Beginning with the line that includes "Serialize everything readable" and ending with the last line of the entries below, set down each line exactly; include no pictures.

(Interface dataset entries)

<<<<

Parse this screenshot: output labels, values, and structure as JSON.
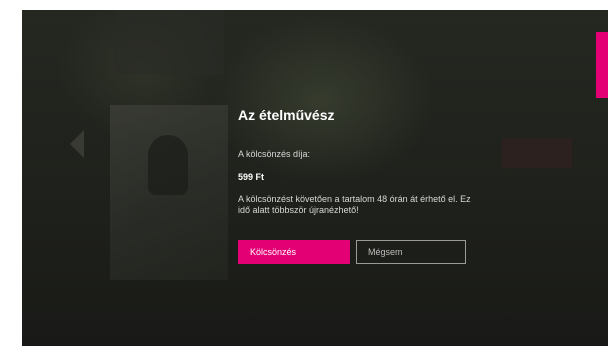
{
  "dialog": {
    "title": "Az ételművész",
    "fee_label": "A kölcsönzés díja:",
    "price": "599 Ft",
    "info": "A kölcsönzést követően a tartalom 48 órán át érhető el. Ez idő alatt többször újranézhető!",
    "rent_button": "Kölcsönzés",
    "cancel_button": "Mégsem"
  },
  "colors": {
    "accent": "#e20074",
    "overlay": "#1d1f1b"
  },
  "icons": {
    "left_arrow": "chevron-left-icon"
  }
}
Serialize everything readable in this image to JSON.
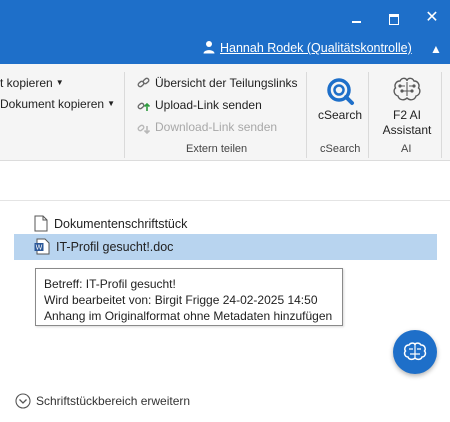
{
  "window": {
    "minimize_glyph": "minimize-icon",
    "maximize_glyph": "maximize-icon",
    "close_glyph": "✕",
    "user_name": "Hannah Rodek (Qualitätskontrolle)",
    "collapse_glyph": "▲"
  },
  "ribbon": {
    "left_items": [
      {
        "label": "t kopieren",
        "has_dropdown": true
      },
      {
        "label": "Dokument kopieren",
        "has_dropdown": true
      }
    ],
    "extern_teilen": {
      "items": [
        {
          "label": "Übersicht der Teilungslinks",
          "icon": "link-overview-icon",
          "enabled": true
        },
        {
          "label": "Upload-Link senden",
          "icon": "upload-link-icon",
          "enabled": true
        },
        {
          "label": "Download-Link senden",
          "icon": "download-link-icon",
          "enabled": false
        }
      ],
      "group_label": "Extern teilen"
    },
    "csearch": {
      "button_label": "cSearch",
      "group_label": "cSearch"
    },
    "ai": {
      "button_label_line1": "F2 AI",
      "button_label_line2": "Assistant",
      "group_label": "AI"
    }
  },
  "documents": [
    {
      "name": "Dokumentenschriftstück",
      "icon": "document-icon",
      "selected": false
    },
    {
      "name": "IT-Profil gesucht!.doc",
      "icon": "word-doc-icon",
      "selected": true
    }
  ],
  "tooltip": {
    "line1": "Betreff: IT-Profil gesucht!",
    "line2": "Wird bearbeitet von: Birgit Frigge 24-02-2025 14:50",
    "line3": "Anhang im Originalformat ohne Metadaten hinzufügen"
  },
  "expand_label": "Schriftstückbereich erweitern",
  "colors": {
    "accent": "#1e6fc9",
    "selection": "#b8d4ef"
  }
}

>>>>

■ **Response to the exercise**:
Serialize everything readable in this image to JSON.
{
  "window": {
    "minimize_glyph": "minimize-icon",
    "maximize_glyph": "maximize-icon",
    "close_glyph": "✕",
    "user_name": "Hannah Rodek (Qualitätskontrolle)",
    "collapse_glyph": "▲"
  },
  "ribbon": {
    "left_items": [
      {
        "label": "t kopieren",
        "has_dropdown": true
      },
      {
        "label": "Dokument kopieren",
        "has_dropdown": true
      }
    ],
    "extern_teilen": {
      "items": [
        {
          "label": "Übersicht der Teilungslinks",
          "icon": "link-overview-icon",
          "enabled": true
        },
        {
          "label": "Upload-Link senden",
          "icon": "upload-link-icon",
          "enabled": true
        },
        {
          "label": "Download-Link senden",
          "icon": "download-link-icon",
          "enabled": false
        }
      ],
      "group_label": "Extern teilen"
    },
    "csearch": {
      "button_label": "cSearch",
      "group_label": "cSearch"
    },
    "ai": {
      "button_label_line1": "F2 AI",
      "button_label_line2": "Assistant",
      "group_label": "AI"
    }
  },
  "documents": [
    {
      "name": "Dokumentenschriftstück",
      "icon": "document-icon",
      "selected": false
    },
    {
      "name": "IT-Profil gesucht!.doc",
      "icon": "word-doc-icon",
      "selected": true
    }
  ],
  "tooltip": {
    "line1": "Betreff: IT-Profil gesucht!",
    "line2": "Wird bearbeitet von: Birgit Frigge 24-02-2025 14:50",
    "line3": "Anhang im Originalformat ohne Metadaten hinzufügen"
  },
  "expand_label": "Schriftstückbereich erweitern",
  "colors": {
    "accent": "#1e6fc9",
    "selection": "#b8d4ef"
  }
}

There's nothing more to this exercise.